**Available records**
══════

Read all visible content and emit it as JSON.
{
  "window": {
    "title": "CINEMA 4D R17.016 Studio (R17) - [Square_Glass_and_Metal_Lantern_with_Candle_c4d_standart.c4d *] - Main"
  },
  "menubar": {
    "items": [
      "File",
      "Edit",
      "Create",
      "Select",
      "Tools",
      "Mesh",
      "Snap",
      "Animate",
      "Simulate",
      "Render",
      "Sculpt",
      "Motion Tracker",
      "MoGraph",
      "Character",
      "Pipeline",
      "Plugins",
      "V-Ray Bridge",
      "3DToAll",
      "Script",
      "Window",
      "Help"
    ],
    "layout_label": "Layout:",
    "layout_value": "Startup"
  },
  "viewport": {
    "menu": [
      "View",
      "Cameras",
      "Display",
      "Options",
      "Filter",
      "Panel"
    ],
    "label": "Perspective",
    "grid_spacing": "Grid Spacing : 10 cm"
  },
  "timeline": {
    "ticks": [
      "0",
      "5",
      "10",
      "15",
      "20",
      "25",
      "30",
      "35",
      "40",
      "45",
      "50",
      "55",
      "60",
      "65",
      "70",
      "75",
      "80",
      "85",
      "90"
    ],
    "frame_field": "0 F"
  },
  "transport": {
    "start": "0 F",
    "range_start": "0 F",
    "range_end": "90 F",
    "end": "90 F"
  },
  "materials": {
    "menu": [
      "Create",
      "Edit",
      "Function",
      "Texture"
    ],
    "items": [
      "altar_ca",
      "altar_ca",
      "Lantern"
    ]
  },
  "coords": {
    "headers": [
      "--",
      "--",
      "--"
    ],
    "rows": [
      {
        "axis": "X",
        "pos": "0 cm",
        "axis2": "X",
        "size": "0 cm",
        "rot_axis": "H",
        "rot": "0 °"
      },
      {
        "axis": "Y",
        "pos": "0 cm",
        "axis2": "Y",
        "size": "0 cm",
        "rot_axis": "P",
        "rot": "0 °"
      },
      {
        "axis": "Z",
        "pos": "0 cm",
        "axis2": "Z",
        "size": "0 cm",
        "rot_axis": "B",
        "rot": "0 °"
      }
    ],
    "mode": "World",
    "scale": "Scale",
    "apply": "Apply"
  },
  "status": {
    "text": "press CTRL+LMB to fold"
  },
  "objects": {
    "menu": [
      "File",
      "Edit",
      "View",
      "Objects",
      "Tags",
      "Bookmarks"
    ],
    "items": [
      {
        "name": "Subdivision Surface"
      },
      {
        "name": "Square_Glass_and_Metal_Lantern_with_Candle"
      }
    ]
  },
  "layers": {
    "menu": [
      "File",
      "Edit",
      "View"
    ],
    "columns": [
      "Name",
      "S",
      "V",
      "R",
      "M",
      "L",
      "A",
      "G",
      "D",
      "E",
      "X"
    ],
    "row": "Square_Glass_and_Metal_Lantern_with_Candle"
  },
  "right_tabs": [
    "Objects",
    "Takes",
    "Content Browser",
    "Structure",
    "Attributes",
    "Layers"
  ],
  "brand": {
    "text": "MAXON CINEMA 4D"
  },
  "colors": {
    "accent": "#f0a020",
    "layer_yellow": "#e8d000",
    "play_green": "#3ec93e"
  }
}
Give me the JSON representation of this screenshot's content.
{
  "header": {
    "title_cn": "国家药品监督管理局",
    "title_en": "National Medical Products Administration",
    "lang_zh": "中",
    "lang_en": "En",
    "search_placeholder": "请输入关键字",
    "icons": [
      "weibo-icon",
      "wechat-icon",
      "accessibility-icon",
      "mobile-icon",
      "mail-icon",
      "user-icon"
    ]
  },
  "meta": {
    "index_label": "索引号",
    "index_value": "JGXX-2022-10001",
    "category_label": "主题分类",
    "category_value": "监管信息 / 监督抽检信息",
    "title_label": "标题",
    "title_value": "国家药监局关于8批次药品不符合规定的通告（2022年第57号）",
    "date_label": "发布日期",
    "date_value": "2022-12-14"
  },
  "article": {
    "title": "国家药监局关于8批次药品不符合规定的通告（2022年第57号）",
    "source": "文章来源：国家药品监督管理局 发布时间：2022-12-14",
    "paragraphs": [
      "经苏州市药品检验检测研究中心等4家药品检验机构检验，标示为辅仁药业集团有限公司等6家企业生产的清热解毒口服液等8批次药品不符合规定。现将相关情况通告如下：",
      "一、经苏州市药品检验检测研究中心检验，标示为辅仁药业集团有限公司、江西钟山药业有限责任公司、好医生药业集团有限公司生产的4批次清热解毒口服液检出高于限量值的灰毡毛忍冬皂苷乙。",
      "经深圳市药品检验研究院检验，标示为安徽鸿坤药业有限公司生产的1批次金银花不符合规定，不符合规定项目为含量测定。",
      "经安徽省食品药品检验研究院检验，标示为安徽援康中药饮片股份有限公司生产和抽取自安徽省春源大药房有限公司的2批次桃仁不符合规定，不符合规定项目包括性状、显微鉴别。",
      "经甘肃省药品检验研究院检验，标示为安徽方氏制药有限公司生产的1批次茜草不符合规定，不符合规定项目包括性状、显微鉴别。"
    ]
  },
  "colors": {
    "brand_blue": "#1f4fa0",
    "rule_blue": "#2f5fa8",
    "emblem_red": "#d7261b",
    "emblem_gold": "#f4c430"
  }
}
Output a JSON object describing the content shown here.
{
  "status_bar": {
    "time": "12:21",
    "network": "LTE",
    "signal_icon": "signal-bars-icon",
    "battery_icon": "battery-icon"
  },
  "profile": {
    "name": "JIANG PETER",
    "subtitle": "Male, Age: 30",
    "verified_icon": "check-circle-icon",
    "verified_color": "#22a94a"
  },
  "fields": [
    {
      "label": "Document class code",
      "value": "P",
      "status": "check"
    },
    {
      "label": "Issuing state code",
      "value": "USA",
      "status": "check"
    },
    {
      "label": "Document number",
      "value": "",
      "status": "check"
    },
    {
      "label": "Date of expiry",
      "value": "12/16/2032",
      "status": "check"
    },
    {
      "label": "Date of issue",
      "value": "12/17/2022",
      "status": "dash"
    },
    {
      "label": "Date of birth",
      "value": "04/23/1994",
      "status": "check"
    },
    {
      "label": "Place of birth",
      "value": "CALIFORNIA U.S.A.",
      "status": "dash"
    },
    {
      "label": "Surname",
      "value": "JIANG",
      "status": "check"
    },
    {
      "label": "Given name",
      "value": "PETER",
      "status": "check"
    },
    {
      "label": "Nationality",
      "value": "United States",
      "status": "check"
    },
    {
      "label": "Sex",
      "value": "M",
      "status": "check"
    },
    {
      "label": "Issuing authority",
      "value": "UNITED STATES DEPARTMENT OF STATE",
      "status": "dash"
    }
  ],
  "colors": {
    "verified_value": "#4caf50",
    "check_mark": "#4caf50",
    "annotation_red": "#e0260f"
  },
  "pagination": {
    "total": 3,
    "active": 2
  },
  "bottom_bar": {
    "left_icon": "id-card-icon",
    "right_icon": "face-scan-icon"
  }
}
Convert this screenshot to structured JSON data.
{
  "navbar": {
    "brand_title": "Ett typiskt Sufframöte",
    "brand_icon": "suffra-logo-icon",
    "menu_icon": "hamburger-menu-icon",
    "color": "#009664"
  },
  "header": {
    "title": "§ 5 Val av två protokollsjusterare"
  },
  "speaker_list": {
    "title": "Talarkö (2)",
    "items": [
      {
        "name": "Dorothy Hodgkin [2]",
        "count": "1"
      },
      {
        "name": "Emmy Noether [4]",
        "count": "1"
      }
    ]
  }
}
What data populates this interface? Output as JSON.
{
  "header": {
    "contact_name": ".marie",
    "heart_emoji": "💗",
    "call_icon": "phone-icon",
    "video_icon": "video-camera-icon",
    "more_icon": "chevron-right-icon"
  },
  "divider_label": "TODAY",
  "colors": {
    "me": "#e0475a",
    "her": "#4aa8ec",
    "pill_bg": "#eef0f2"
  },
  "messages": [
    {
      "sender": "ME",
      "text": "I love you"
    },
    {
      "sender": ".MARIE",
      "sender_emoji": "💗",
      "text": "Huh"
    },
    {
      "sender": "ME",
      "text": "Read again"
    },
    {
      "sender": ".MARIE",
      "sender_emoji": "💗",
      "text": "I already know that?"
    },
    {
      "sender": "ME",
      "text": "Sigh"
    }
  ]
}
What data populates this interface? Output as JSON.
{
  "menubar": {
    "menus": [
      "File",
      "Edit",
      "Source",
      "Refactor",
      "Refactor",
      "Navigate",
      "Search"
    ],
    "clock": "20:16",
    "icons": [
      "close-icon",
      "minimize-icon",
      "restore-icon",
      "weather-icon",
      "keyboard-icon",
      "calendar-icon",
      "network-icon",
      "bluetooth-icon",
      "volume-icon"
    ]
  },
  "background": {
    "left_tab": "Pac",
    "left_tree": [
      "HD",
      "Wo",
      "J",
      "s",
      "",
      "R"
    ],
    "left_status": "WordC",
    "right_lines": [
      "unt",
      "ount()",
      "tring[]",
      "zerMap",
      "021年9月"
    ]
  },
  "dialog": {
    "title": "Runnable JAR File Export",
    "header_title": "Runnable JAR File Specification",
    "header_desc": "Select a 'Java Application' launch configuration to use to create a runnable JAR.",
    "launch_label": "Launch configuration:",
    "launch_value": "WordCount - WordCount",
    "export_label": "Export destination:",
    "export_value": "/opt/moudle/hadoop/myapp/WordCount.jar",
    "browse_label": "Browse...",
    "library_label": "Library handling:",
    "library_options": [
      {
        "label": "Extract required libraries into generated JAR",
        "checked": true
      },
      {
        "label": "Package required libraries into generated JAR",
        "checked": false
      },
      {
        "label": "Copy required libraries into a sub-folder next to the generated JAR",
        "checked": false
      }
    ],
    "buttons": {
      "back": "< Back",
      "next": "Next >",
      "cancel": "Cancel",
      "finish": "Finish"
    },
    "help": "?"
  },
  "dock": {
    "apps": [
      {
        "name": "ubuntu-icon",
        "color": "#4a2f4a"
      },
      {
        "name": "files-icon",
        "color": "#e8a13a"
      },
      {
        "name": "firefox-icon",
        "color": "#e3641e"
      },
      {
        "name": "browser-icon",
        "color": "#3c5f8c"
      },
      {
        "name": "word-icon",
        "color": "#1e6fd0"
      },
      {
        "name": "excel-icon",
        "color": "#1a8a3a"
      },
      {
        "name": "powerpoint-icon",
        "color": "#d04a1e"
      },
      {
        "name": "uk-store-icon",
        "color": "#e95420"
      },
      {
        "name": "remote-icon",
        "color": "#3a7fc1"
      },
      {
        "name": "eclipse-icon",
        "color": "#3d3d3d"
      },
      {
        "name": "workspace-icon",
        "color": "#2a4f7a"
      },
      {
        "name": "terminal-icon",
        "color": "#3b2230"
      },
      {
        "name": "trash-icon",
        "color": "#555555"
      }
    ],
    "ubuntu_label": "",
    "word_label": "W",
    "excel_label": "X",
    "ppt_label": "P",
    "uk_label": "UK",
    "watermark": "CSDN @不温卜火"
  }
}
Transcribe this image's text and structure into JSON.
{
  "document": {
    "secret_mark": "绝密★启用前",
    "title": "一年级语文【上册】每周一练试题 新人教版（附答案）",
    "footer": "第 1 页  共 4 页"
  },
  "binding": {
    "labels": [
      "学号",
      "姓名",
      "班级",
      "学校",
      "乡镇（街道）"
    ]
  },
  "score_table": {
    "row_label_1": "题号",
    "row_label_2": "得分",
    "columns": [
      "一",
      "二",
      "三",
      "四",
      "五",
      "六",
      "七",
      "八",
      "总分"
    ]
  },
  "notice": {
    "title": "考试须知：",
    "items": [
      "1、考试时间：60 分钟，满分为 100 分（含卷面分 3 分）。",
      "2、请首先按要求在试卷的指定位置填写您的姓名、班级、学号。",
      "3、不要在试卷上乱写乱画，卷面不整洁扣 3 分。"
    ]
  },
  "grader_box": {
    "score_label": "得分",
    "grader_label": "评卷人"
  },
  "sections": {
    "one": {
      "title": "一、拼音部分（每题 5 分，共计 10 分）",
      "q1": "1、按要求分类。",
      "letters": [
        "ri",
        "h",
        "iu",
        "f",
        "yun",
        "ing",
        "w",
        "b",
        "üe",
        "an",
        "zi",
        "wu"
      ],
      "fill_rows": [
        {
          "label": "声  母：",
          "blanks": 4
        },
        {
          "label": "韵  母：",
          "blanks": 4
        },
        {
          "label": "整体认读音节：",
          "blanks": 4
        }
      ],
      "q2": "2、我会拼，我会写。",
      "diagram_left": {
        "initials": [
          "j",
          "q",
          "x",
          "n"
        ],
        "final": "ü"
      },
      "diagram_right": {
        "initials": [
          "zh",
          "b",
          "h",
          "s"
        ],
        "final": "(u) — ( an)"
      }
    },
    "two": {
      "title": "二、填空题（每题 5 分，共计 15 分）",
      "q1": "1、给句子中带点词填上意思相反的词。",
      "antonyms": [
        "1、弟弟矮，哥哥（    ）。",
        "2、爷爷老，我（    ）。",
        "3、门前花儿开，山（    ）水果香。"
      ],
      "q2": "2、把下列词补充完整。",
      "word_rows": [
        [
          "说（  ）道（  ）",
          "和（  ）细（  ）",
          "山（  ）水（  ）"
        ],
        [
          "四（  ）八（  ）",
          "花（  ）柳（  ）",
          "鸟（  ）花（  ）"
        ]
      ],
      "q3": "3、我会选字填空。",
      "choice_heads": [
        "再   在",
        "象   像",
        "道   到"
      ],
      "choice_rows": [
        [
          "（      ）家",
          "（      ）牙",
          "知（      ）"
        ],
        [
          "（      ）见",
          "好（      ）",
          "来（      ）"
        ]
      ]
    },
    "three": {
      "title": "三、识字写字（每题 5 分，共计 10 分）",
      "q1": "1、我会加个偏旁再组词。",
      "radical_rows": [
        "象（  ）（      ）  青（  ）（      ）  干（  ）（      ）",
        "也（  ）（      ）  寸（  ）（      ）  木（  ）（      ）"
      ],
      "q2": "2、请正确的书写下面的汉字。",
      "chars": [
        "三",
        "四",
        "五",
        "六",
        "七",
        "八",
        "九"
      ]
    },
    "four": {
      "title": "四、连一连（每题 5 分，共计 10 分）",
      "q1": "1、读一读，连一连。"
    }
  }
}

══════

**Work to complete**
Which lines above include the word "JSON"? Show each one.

**Answer**
Read all visible content and emit it as JSON.
Give me the JSON representation of this screenshot's content.
Output a JSON object describing the content shown here.
Convert this screenshot to structured JSON data.
What data populates this interface? Output as JSON.
What data populates this interface? Output as JSON.
Transcribe this image's text and structure into JSON.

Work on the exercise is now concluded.